It was a group art party:

"The lights and stage were donated by Glen Echo Park. The Torpedo Factory brought the food [cheese, carrots, crackers, M&M's] I got the booze . . ." said Jackson Frost, the WETA producer.
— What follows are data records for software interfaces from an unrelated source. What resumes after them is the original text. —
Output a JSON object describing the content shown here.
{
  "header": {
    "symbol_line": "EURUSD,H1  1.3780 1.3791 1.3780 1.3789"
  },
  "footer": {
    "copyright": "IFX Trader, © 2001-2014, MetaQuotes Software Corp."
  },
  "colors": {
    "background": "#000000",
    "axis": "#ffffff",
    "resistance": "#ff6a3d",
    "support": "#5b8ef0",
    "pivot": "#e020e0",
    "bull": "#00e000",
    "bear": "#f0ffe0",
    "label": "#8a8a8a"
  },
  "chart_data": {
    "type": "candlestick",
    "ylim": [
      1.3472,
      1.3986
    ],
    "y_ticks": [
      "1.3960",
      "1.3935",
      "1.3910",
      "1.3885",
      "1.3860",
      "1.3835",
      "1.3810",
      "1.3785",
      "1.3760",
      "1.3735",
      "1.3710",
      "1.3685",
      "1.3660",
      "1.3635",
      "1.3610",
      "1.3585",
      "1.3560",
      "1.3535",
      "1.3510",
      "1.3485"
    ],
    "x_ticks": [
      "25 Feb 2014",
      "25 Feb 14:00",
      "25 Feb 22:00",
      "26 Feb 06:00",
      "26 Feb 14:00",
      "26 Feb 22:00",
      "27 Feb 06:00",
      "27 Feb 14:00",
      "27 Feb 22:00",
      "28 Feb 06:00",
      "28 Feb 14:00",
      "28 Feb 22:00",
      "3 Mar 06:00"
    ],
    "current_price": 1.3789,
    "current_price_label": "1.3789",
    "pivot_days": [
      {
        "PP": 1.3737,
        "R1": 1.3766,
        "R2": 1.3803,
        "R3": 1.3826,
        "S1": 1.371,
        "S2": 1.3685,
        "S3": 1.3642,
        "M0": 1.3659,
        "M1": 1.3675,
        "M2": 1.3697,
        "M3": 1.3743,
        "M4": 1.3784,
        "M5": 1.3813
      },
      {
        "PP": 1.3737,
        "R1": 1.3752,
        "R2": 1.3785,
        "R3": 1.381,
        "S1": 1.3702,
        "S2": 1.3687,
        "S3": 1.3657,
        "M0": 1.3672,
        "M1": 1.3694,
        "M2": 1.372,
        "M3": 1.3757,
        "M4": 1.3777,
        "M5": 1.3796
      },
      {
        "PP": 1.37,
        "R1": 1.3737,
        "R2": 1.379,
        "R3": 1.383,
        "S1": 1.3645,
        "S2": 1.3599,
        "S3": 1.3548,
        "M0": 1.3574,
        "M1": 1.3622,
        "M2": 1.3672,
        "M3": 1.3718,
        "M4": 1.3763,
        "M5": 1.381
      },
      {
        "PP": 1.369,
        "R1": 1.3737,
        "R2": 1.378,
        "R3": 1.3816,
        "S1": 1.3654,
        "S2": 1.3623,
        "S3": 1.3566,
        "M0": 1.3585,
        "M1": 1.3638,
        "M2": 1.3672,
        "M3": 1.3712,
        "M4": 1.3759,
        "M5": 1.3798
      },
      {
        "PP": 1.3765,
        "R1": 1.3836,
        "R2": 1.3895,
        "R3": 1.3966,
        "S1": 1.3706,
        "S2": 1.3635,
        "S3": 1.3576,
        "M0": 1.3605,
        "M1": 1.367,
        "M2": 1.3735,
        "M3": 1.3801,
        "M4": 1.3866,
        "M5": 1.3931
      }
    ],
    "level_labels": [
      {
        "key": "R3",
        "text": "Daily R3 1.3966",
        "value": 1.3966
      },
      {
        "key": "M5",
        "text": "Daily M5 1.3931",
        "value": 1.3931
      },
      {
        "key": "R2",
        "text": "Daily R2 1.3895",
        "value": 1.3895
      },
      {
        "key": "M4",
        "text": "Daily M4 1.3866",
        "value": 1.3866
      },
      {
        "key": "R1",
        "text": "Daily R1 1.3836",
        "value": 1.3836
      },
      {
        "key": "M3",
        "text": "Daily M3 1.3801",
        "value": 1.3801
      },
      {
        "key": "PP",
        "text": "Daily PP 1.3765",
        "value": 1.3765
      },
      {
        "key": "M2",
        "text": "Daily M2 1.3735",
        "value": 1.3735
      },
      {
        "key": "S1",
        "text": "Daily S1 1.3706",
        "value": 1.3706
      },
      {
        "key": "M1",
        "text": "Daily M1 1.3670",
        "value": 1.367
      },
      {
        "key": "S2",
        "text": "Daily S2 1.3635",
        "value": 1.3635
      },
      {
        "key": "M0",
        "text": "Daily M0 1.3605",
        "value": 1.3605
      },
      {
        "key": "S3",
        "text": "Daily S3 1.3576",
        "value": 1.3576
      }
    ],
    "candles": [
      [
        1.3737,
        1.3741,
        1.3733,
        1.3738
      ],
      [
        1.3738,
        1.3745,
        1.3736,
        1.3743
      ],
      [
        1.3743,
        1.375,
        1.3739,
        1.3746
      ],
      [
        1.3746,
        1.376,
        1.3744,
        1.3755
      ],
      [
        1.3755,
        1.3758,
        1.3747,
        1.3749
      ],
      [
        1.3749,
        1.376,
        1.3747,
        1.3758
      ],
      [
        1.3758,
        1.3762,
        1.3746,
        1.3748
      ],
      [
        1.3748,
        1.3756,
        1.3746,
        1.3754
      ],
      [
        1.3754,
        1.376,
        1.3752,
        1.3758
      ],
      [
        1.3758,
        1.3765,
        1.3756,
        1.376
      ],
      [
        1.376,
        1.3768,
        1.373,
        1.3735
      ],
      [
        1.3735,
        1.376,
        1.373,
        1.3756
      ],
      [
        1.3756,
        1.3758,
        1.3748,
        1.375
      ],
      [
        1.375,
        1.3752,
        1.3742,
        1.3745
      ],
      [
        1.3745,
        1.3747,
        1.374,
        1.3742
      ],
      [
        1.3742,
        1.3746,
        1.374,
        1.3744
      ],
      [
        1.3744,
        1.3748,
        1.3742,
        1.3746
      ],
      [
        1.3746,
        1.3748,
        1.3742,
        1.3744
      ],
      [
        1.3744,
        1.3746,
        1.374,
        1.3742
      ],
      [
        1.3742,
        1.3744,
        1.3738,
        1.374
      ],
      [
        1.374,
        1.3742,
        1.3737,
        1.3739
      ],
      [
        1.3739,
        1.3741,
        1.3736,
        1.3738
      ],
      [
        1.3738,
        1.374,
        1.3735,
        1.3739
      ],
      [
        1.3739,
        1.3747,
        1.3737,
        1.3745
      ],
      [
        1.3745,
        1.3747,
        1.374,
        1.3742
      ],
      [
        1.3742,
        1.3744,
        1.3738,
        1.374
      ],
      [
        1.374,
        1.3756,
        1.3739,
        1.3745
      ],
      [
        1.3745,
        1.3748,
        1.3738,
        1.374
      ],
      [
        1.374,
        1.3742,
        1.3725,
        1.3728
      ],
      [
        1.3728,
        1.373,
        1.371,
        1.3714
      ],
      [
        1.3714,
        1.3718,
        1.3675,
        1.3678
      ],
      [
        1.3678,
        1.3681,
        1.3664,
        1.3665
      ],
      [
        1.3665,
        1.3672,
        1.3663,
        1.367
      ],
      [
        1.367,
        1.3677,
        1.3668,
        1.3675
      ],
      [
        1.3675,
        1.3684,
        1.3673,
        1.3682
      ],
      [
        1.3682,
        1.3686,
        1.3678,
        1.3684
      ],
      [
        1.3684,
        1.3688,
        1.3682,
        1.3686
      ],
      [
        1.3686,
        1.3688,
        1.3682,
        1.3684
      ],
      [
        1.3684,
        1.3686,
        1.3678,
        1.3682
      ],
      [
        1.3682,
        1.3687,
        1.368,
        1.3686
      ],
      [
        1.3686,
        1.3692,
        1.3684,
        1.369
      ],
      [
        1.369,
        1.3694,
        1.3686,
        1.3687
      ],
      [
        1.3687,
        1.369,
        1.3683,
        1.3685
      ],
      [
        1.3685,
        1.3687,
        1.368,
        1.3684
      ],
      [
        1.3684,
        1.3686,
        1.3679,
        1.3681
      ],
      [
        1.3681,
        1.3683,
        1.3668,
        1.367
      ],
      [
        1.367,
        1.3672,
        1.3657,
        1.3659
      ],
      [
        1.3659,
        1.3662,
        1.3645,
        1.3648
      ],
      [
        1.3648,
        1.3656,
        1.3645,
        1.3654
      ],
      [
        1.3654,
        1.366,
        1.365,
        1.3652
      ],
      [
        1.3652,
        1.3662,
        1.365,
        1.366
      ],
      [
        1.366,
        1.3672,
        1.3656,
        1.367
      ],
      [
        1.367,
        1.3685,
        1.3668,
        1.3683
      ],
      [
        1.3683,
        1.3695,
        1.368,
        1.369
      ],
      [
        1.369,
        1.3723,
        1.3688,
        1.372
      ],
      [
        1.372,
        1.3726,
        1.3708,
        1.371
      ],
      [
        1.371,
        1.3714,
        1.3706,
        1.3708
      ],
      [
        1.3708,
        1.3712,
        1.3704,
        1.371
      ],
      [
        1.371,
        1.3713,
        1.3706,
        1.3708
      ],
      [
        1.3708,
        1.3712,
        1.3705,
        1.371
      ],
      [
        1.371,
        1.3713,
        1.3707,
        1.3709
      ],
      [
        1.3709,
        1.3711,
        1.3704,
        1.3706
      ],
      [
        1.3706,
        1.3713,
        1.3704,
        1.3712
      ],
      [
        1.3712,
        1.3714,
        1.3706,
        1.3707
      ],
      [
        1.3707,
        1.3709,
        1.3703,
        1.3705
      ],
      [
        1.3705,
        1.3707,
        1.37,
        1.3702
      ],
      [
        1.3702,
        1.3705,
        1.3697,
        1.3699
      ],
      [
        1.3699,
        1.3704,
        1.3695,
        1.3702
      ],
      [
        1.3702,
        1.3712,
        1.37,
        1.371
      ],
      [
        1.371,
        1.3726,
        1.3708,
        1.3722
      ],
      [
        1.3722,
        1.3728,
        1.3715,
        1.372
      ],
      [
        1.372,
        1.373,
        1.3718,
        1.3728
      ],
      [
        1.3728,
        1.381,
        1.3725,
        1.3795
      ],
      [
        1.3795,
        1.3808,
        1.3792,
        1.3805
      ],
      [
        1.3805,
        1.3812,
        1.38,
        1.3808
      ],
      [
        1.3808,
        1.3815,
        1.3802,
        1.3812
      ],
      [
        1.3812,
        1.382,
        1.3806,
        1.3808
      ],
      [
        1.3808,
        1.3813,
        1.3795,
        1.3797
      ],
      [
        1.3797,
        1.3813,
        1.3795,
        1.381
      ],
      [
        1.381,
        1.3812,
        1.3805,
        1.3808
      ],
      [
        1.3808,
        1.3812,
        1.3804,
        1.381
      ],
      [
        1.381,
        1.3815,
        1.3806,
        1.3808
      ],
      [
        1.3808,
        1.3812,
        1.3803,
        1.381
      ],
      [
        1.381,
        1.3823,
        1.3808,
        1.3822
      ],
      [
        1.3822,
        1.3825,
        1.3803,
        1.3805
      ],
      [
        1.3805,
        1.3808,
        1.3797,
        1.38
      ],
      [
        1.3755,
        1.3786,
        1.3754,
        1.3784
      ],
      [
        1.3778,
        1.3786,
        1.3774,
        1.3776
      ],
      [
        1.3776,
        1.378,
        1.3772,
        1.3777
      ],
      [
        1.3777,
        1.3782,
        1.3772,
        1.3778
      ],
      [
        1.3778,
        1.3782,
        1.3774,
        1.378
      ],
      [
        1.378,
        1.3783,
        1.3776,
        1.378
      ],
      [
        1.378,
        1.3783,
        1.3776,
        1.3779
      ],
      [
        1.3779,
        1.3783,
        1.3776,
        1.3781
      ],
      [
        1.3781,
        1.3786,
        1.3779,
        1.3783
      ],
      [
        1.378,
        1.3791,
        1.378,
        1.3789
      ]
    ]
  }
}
He's done "some Wolf Traps and Carnegie Hall" and is now doing "Art Beat" which debuts tomorrow at 9 p.m. on Channel 26 and was the cause of all this celebration.

Zenith Square, the collection of galleries and studies on Rhode Island Avenue NW, donated the space for the party which flowed from one lofty room into the galleries -- quite important if you wanted to talk (something impossible to do when the Pin-ups were playing). The Pin-ups -- a rock group, three women, one man, nice edge to them, big on volume -- along with jazz group Sufi Rain and reggae group The Community Warehouse all donated their music for the occasion.

Some didn't know what they were coming to before they came. "I thought it was going to be an art show," said one guest.

"For all of you who got invitations and couldn't understand them, this party is being given by five local groups for a program on local art," said Zenith's Margery Goldberg in corkscrew curls and jersey fringe and shoulder-baring dress the colors of clouds and sky at sunset.The dress was the art work of Ben Compton. She stuck her paper name tag onto her skin. "The best thing to do to celebrate was to have a party. And everybody knows artists throw the best parties."

The party-givers: Zenith, WETA, the Torpedo Factory, Glen Echo, and Lansburgh's, the one-time department store building which now houses 27 arts groups.

"Art Beat" is indeed cause for celebration because it will be the first monthly TV show devoyed to local arts. There have been several forums in the community for arts groups to talk to WETA about what they would like to see in the program.

"This is great -- all the groups together for a cause," said sculptor Carol Newmyer looking around. "I go to New York and all the artists are so cutthroat and competitive. They're all so afraid other people will steal their ideas."

Tomorrow night's premiere of "Art Beat" will include features on local arts groups plus a 10-minute panel discussion, hosted by WETA's Andrea Roane on whether or not the local arts community is healthy, plus a live performance.

"Melvin Deal is going to bring his drummers and dancers and he'll teach a class in my studio," said Frost. "Oh, man, I've been wanting to do a show like this for a while."

While Frost took to the dance floor, other faces in the crowd popped up -- artist Robin Rose, the Miya Gallery's Vernard Gray, art collective Local 1734's Jenifer Weiss and Ruth Stenstrom. And then there was painter Terry Parmelee (who rents studio space at Zenith) in a very, very short black and white lace maid's outfit.

"It was costumes-optional," she shouted above the music. "Halloween's coming."